It’s been a hot week on Roundtop Mtn., and I’ve had a busy week with a variety of evening activities, so my times of being out and about in the forest were more limited than usual for me.  As a result, my observations have been more subdued or unsuccessful than usual.

I’ve been looking for nighthawks in the evenings—no luck so far.  I’ve been looking for swallows that are not the ubiquitous barn swallows—ditto, no luck.  Anything that moves is hiding, it seems to me.  Or perhaps, the forest creatures have simply found that ultimate cool spot and aren’t about to leave it and let something else take it away from them.

Pokeweed flowers with green berries in background
About the only thing I have noticed are things that do not move.  Today the thing that is not moving is the pokeweed. I found a huge bush of it, and what I found most interesting that the same bush contained pokeweed berries in a variety of stages—flowering, fully budded but green and fully ripe.  In case you didn’t know, I’m going to remind you that pokeweed is toxic and poisonous to humans.  Birds love it and are unaffected, as are some smaller animals. I’m told the plant becomes more toxic the more mature it becomes, and death can occur by eating only a few raw berries.  Animals often avoid the berries because they are bitter, but farm animals have been poisoned by leaves that end up in their fodder.  Humans can eat the leaves, provided they are boiled several times, with the water discarded after each boiling.  Thanks, but I think I’ll pass on this one.
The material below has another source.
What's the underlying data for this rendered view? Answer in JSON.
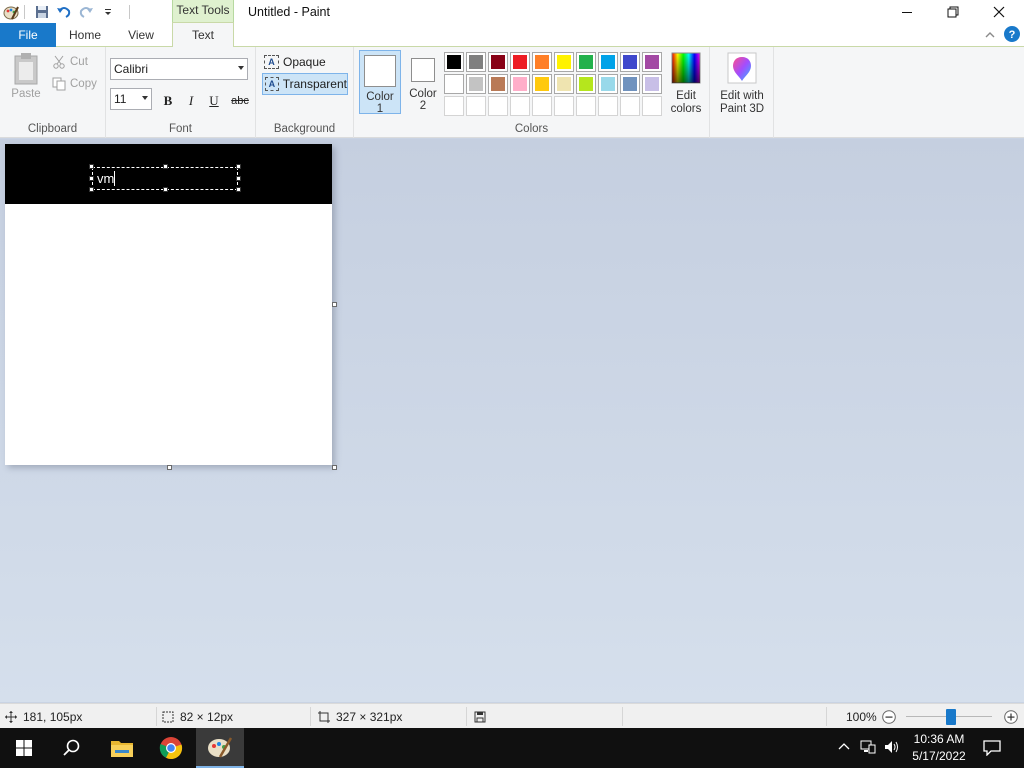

Anyway, I just enjoy looking at the berries and the birds that come to the bushes for them.


Scott said...

I think that only the first tender leaves of spring are edible, and then only after they have been boiled several times. Why bother? And, is there anything of nutritive value left in the leaves after they've been boiled like that? By the way, the greens made edible are called "poke salad," and if you were tempted to try them, I've been told to mark the location of the plant the preceding fall so that you know where to look for the earliest leaves. Generally, I'm fine with allowing the birds to have their fill--until they defecate purple poop in my car!

Not much moving around here further east, either, but a birder did spot a Golden-winged Warbler on Sunday--a rare find around here.

Carolyn H said...

Scott: There's even poke salit (salad) festivals in the south. Thanks, but I think I'll pass on this one.

Pablo said...

I have a couple of monster stands of poke in my sunny spots at Roundrock. One was on the dam, so it had to go.

I wonder how much nutrition is left in the leaves after you boil them three times.